To forgive does not mean putting up with bad behavior. Down at First Christian Church there are signs in their parking lot that say, “We forgive your trespass, but we will tow.” That’s it in a nutshell. We forgive you, we are not holding a grudge, or harboring resentment, but cars can’t be parked here for a reason and we are going to uphold that standard. It is good theology.

But there are much graver implications of this. One of the tragic misreads of forgiveness is the example of a long suffering Christ. Far too many put up with terrible, dangerous behavior for too long. Stories abound of pastors telling women to forgive their abusive husbands not seven times, but seventy-seven. Go back to him, forgive as you are forgiven, this is your cross to bear. Yes, you are called to forgive him as hard, as unimaginable as that might seem, and absolutely he cannot hit you, cannot hurt you or belittle you, or scream at you, or your children, ever again. Ever. Forgiveness does not mean putting up with violence, with insults, with being afraid when you are in your home. Forgiveness has everything to do with a change in your own heart, it has very little to do with them, with what they do. You can forgive as you call a neighbor or the police or walk out of the door really forever this time. Forgiveness does not mean putting up with bad behavior.

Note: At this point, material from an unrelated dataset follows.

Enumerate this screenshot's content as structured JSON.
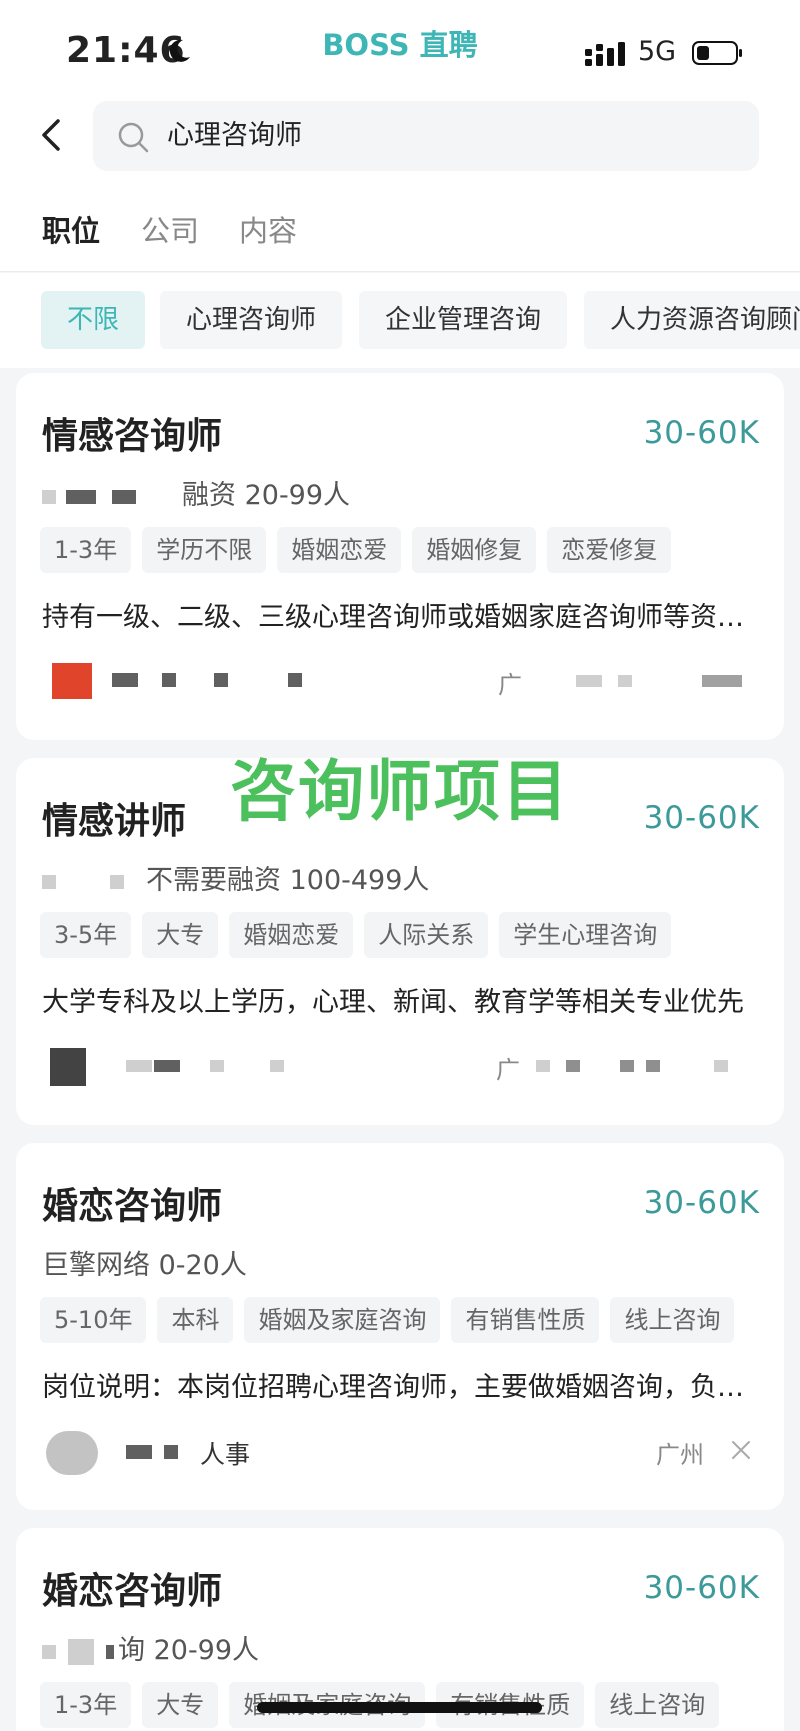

Forgiveness does not have much to do with the one needing forgiving. One writer puts is thus, “To forgive is to make a conscious choice to release the person who has wounded us from the sentence of our judgment, no matter how justified that judgment may be. It represents a choice to leave behind our resentment and desire for retribution, however fair such punishment may seem…” That’s dreadfully important, forgiveness is about us, leaving behind our suffering, our judgments, and does not have much to do with anyone else. We have no power to change anyone but ourselves. Forgiveness is a movement within your own heart.

There is a very old story about two monks walking through town one day. A rich woman’ way was blocked by a huge puddle, and the old monk helped her, picking her up and carrying her across the puddle. As soon as he put her down, she rudely turned and walked away without so much as a thanks. The monks walked on. The young monk, though, kept churning over and over again how lousy that woman acted. A couple of hours later, beside himself, the young monk exclaimed, “I can’t believe how rude that woman was!” The old monk turned and said, “Why are you still carrying her, I put her down hours ago.” Forgiveness is more about us than them.

In our Rite of Reconcilliation, the formal name for Confession, absolution, the sacramental forgiveness of sins by God is offered to the repentant. If you are not repentant, if you do not take stock of your sins, your failures, your brokenness, if you do not agree to do what is needed to not do it again, to repair relationships that have been torn asunder, then absolution is not offered. Work needs to be done to reconcile the sins. Just because you confess doesn’t mean that God accepts it. That is because the conversation is between the sinner and God. Our bar for forgiveness, our individual relationships are not quiet as mutual as our relationship with God. Our ability, our requirement to forgive has a lot less to do with what is in the other’s heart than what is in our own. We forgive on our terms, not on the terms of they that have wronged you. In forgiving, we free ourselves from bondage to another, bound as we can be by our ill will, resentment, or bitterness. Forgiveness is not about them, it is about us, it is about you and your heart, and your well being.

Forgiveness. It is not forgetting. It is not putting up with bad behavior. It is not about them.   What is it? How does it lay on your heart? How does it operate in your life? In a few moments we will ask for God’s forgiveness in our corporate confession. We’ll take a little longer in the silence there, a little longer to contemplate the forgiveness that we ask God for. May the silence be instructive. AMEN